The Partner Program pairs TIP users from different locations for one month. They can be dancers, choreographers, writers, visual artists, musicians—anyone who wants to commit to a regular creative practice, or who wants a fresh set of eyes or ears on their work. The duos are provided with a set of conversation starters, access to a 30-day list of prompts and bonus partner prompts, in addition to the weekly ones found every Monday in the free TIP newsletter.
Harper Addison, the Knoxville, TN–based dancer-choreographer who founded TIP in 2016, says, "It's an opportunity for professional artists, hobbyists, and weekend warriors to all meet on common ground. To work one-on-one with a fellow creative for a month. To engage in imperfect creativity. To expand their understanding of the creative process. To hear and see things from a different perspective."
Sign-up for the program, which will run April 15–May 13, is open until April 13 and costs $10.
Pacific Northwest Ballet principals Rachel Foster and Jonathan Porretta took their final curtain call on June 9, 2019. Photo by Lindsay Thomas, Courtesy PNB
We all know dance careers are temporary. But this season, it feels like we're saying goodbye to more stars than usual.
Many have turned to social media to share their last curtain calls, thoughts on what it feels like to say farewell to performing, and insights into the ways that dancing has made them who they are. After years of dedicating your life to the studio and stage, the decision to stop dancing is always an emotional one. Each dancer handles it in their own way—whether that means cheekily admitting to having an existential crisis, or simply leaving with no regrets about what you did for love.
We will miss these dancers' performances, but can't wait to see what awaits each in their next chapters.
A previous lab cycle. Photo by Evan Zimmerman/MurphyMade, Courtesy RRR Creative

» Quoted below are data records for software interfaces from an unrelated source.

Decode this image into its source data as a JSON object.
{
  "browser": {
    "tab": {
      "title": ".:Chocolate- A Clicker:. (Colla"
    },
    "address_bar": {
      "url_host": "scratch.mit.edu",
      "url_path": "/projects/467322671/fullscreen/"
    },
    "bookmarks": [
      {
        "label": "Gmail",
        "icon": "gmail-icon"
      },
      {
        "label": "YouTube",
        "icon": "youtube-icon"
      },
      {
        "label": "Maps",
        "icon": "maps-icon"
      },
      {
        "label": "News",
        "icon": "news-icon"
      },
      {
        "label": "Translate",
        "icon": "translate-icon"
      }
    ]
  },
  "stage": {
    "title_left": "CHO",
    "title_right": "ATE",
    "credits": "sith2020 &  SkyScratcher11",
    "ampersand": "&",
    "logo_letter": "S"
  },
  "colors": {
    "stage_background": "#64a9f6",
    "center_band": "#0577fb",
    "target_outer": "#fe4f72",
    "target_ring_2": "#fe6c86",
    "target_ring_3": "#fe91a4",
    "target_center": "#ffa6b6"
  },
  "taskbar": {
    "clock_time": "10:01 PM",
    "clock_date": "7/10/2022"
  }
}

Choreographic incubator Broadway Dance Lab has recently been rechristened Dance Lab New York. "I found the nomenclature of 'Broadway' was actually a type of glass ceiling to the organization," says choreographer Josh Prince, who founded the nonprofit in 2012.